Due to the continuous conflict in Afghanistan, Afghan students studying in India face an uncertain future. The majority of Afghan students enrolled in Indian universities had returned home owing to the Coronavirus epidemic and hoped to return to their campuses once the situation improved. The safety of some students, who are now in India, is also a concern for their families back home.
These students are being brought back to college by Indian institutes so that their futures are not jeopardized. A first, IIT Bombay has declared that it will allow Afghanistan students to come back and dwell in the dormitories on campus again.
A number of Afghan students were admitted to the master’s program through ICCR scholarships this year. Their participation in the class was possible because of the online instructions. Last week, IIT Bombay’s director Subhasis Chaudhuri explained that the students were motivated to leave their native country owing to increasingly deteriorating conditions.
For Afghan students, IIT Delhi has set up a hotline at 011 26591713, 9811091942, or by email at [email protected] As part of the IPFP, the institute will also accept these students’ Ph.D. applications on a rolling basis, allowing them to be admitted whenever they apply.
Even at private colleges, the situation is similar, and they are making attempts to assist these students. LPU Jalandhar is home to 170 Afghan students.
Our foreign affairs office is open 24 hours a day and 7 days a week since both students at home and in school require emotional assistance. For their family’s sake, they’re terrified to death. We’ve extended the deadlines for kids enrolling in the current school year. To help these kids adjust, we’ll be easing up on their exam schedules in the meantime.”

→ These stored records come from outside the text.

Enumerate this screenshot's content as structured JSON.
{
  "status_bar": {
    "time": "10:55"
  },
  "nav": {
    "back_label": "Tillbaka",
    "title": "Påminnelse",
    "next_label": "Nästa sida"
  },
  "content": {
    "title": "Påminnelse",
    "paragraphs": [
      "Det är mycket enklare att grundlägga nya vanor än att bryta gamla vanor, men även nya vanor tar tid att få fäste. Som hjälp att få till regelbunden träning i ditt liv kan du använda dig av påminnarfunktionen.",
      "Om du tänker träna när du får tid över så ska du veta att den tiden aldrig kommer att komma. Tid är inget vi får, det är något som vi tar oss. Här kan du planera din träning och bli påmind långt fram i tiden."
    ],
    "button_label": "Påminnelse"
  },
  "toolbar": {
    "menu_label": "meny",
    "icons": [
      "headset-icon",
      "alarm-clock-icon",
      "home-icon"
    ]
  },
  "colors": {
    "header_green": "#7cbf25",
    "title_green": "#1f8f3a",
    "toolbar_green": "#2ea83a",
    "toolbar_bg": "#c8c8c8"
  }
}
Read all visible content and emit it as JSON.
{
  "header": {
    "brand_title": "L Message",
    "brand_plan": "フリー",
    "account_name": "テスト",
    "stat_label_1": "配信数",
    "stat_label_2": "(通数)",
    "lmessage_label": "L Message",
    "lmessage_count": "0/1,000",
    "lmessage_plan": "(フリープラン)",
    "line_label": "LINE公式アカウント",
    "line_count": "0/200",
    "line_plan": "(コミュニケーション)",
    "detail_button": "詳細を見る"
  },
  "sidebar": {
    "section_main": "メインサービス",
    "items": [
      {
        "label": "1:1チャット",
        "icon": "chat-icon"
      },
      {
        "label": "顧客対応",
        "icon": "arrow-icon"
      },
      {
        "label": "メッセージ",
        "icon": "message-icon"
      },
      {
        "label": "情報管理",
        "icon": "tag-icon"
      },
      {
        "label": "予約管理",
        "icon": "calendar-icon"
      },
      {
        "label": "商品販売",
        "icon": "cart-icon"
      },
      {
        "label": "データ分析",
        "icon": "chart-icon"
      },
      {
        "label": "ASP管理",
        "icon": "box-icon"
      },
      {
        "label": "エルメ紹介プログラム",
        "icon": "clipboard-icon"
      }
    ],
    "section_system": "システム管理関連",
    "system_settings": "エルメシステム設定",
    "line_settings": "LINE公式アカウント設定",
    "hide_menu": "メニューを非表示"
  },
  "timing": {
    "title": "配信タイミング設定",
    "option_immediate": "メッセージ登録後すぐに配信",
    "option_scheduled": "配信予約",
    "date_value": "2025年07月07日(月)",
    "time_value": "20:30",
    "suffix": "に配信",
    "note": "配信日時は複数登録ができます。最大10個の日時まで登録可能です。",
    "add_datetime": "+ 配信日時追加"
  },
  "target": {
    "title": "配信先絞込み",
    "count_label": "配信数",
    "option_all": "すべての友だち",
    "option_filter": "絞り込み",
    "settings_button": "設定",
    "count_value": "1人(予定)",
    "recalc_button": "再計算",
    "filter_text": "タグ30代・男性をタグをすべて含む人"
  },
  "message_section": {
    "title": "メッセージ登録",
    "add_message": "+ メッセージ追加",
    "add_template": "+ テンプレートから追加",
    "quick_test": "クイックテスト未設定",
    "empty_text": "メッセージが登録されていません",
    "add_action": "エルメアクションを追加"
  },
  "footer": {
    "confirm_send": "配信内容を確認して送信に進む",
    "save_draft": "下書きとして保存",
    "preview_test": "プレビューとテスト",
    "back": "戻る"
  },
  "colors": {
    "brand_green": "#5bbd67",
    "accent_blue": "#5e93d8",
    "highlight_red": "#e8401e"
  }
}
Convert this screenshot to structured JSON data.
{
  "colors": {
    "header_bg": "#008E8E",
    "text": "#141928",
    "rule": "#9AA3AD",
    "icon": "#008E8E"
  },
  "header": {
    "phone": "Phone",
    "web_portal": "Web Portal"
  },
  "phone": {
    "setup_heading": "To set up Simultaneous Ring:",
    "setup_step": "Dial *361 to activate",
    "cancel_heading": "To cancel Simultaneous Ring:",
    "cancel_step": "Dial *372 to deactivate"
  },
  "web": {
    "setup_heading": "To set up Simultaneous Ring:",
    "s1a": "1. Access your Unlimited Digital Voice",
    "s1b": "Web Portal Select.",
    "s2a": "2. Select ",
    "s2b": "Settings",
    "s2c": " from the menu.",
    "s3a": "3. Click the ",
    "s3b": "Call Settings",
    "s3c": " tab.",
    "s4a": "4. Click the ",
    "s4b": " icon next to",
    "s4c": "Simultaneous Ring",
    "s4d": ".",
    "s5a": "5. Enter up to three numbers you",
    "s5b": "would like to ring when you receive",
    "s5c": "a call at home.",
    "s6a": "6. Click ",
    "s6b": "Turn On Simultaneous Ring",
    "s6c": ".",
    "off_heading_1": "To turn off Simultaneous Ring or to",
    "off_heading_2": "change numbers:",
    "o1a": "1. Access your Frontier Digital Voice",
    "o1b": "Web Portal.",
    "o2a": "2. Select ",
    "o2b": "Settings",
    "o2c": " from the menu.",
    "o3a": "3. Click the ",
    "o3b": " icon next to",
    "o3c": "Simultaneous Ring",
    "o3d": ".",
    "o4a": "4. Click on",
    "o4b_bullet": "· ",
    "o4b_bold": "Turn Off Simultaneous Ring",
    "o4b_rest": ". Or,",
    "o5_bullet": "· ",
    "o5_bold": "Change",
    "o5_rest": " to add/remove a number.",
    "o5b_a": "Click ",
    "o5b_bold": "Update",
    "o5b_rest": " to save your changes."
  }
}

Even though India’s research institutions have been working as hard as they can, Mittal said it’s still tough because the airport isn’t working well and most of the international crossings to Afghanistan are blocked. “We can only pray and hope for the students who will carry the psychological scars of the crisis for the rest of their lives”, he added.